|Cats tend to hind signs of infectious disease.|
Diagnosing and treating infectious diseases in feline patients can be tricky for a range of reasons. Dr Steven Holloway is a Melbourne-based veterinary specialist who knows a thing or two about infectious diseases. He has worked in Australia and the US, and became a diplomate of the American College of Veterinary Internal Medicine in Small Animal Medicine. He undertook a PhD in virology and has taught in veterinary faculties in Sydney and Melbourne. His research interests include clinical and genetic aspects of disease and the interaction between infectious diseases and the host immune response. I think it is fair to say we have mutual feelings about feline infectious peritonitis. He took some time out of his hectic day to chat to us about infectious diseases in feline patients.
|Dr Steven Holloway with Alfie.|
My day job is as a specialist veterinarian at Advanced Vetcare in Melbourne. I am a registered specialist in Internal Medicine, I see a lot of cats. Sadly many have cancer but we see a number with infectious diseases.
What are the most common infectious diseases you see in feline patients?
The most common infectious diseases I see in cats would be chronic herpesvirus infections, cryptococcus, FIP (feline infectious peritonitis) and FIV (feline immunodeficiency virus).
What are the most severe infectious diseases you see in feline patients and why?
Feline herpesvirus is probably the most difficult one in terms of chronicity and overall morbidity. It is under-rated in terms of impact on feline health with so many cats suffering from chronic nasal disease and eye diseases.
Why do infectious diseases in cats often present a diagnostic challenge?
The biggest challenge is carrier status of so many of the important diseases. This poses particular problems with diagnosis and defining if the agent is actually causing the disease you are trying to treat/diagnose.
How can veterinarians improve their approach to infectious diseases in feline patients?
The most important thing for veterinarians to know about infectious diseases relates to how to identify them as part of a differential diagnosis, In cats, think infectious disease as part of every differential. Learn to interpret test results correctly in light of the carrier status that may exist and how to control infection once a patient with a suspected infectious disease enters your hospital. Know the factors that make a particular infectious disease spread in the feline population, how it is transferred, carried, and eliminated from the environment.
What improvements have you seen in the management of infectious diseases in cats in the last decade?
Diagnostics have improved greatly in the last two decades with PCR and improved cage side serology tests. Treatment has not improved much for most of the diseases, particularly the viral ones. I hope to live long enough to see FIP become a treatable disease [Ed: me too]. We made great progress in FeLV prevention due to improved tests and management awareness. I think most veterinary graduates are much more aware of husbandry practices and the importance of infection control in hospitals and animal shelters/catteries.
Where do we go from here?

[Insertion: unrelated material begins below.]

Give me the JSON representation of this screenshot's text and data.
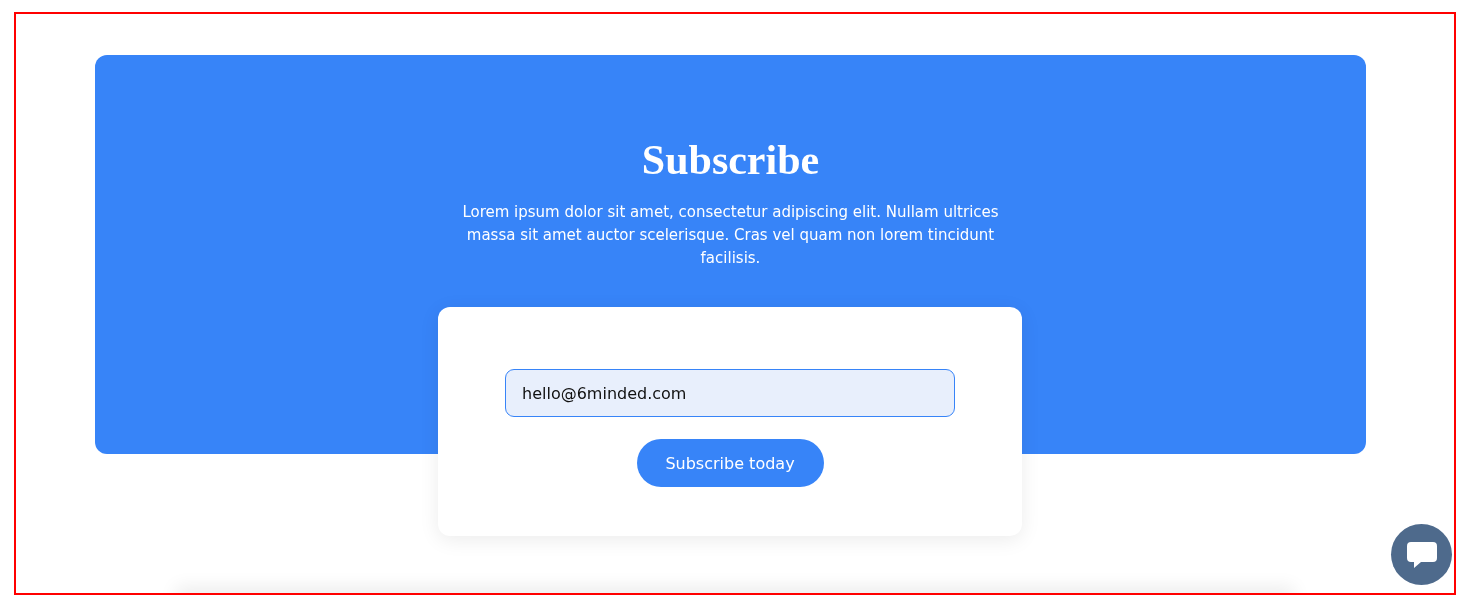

I feel that we need to be aware of the growing problem with antibiotic resistance and take precautions to make sure we don't add to this in our hospitals. I feel more research into antiviral therapies would help a lot in our practice. In particular, new anti-coronavirus drugs might lead to a treatment for cats with FIP. Every FIP case is a tragedy in small animal practice.
Do you live with any cats yourself?

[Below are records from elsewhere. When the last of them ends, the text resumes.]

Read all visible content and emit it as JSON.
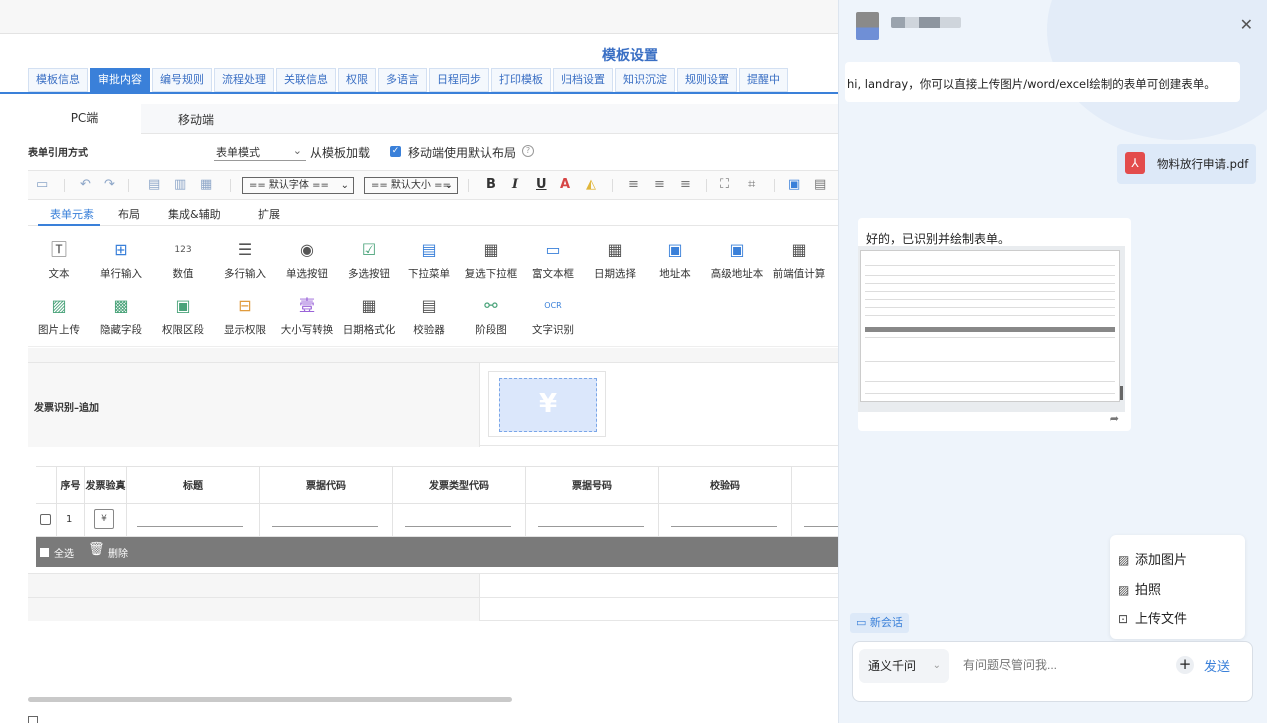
{
  "editor": {
    "page_title": "模板设置",
    "tabs": [
      "模板信息",
      "审批内容",
      "编号规则",
      "流程处理",
      "关联信息",
      "权限",
      "多语言",
      "日程同步",
      "打印模板",
      "归档设置",
      "知识沉淀",
      "规则设置",
      "提醒中"
    ],
    "active_tab_index": 1,
    "modes": {
      "pc": "PC端",
      "mobile": "移动端"
    },
    "form_ref": {
      "label": "表单引用方式",
      "select_value": "表单模式",
      "load_template": "从模板加载",
      "mobile_default_checked": true,
      "mobile_default_label": "移动端使用默认布局"
    },
    "toolbar": {
      "font_select": "== 默认字体 ==",
      "size_select": "== 默认大小 =="
    },
    "element_tabs": [
      "表单元素",
      "布局",
      "集成&辅助",
      "扩展"
    ],
    "elements_row1": [
      "文本",
      "单行输入",
      "数值",
      "多行输入",
      "单选按钮",
      "多选按钮",
      "下拉菜单",
      "复选下拉框",
      "富文本框",
      "日期选择",
      "地址本",
      "高级地址本",
      "前端值计算"
    ],
    "elements_row2": [
      "图片上传",
      "隐藏字段",
      "权限区段",
      "显示权限",
      "大小写转换",
      "日期格式化",
      "校验器",
      "阶段图",
      "文字识别"
    ],
    "invoice_label": "发票识别–追加",
    "table": {
      "headers": [
        "序号",
        "发票验真",
        "标题",
        "票据代码",
        "发票类型代码",
        "票据号码",
        "校验码"
      ],
      "row_number": "1"
    },
    "footer": {
      "select_all": "全选",
      "delete": "删除"
    }
  },
  "chat": {
    "messages": {
      "greeting": "hi, landray，你可以直接上传图片/word/excel绘制的表单可创建表单。",
      "file_name": "物料放行申请.pdf",
      "reply": "好的，已识别并绘制表单。"
    },
    "menu": [
      "添加图片",
      "拍照",
      "上传文件"
    ],
    "new_chat": "新会话",
    "model": "通义千问",
    "input_placeholder": "有问题尽管问我...",
    "send": "发送"
  },
  "colors": {
    "accent": "#3a80d9",
    "panel_bg": "#eef4fb"
  }
}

We have no cats at our house L My youngest daughter is very allergic sadly. We have Mabel the Russian Blue and Dusty our neighbour’s cat who visit each night. Mabel in particular seem keen to get inside with my second daughter Sammy. We call Sammy the cat whisperer cause cats seem to follow her home. We also have our two AVC practice cats Basil and Alfie, so I get my cat fix. Alfie in particular seems glued to my Mac keyboard!
Any advice for veterinarians and vet students about how to best treat their feline patients?

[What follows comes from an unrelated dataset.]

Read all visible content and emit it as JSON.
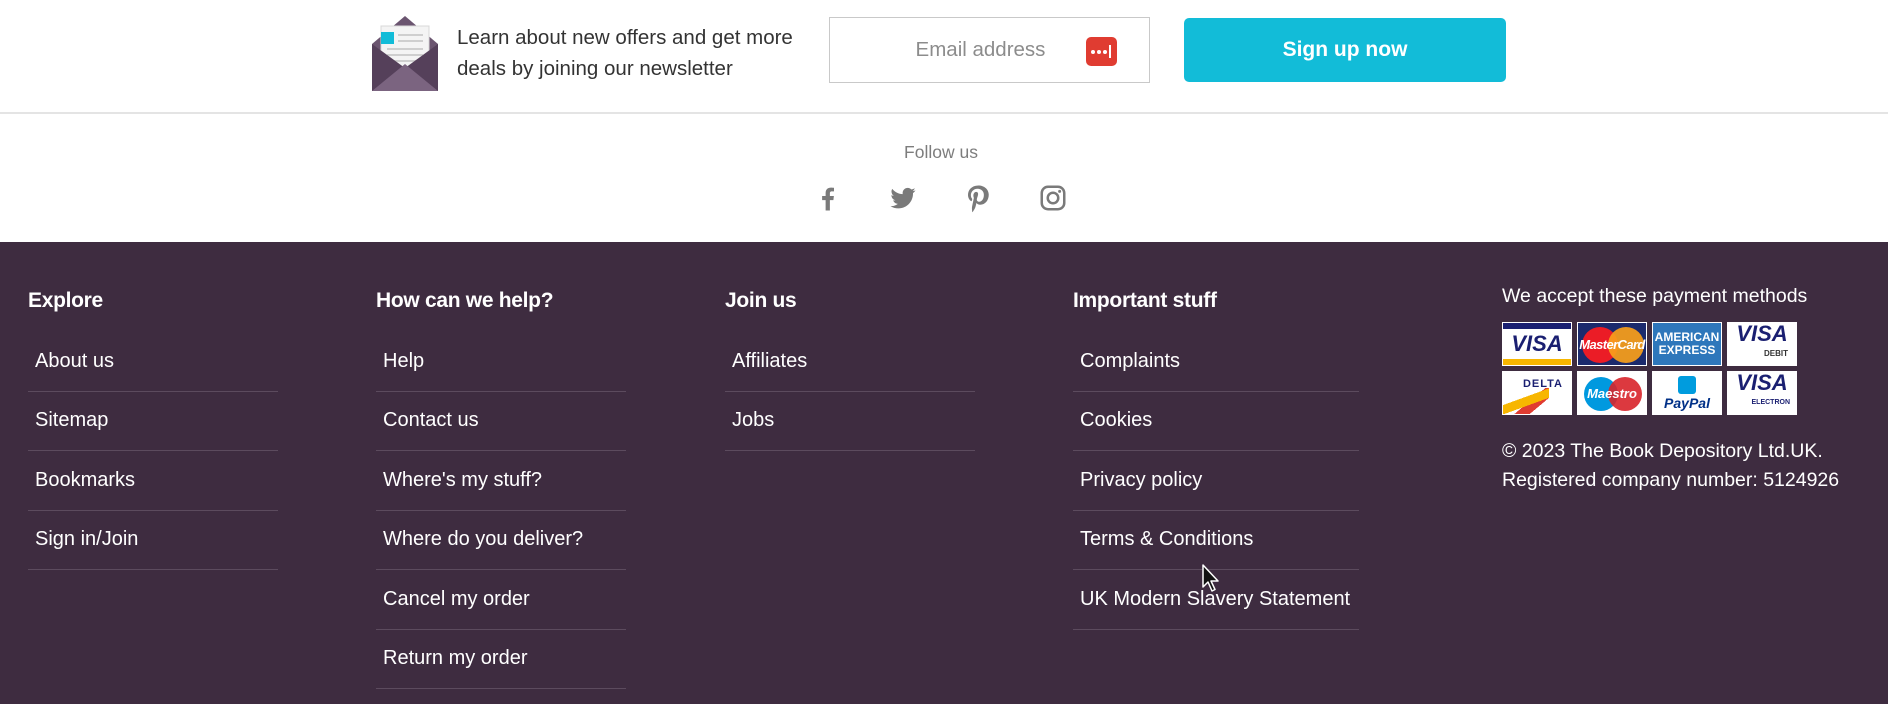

Get a nurse who is an expert cat handler! Our nurse Lauren is absolutely the best cat holder I ever met. Cats seem to respond to vets/nurses who have good karma with them. I always think over restraining cats is worse than no restraint at all. Patience will pay off with feline patients.
Thank you Dr Holloway for sharing your thoughts. Dr Holloway will be talking about immune mediated and infectious diseases, among other topics, at the Centre for Veterinary Education’s Valentine Charlton Feline Conference in July. Check out event details on Facebook here Or visit the webpage here.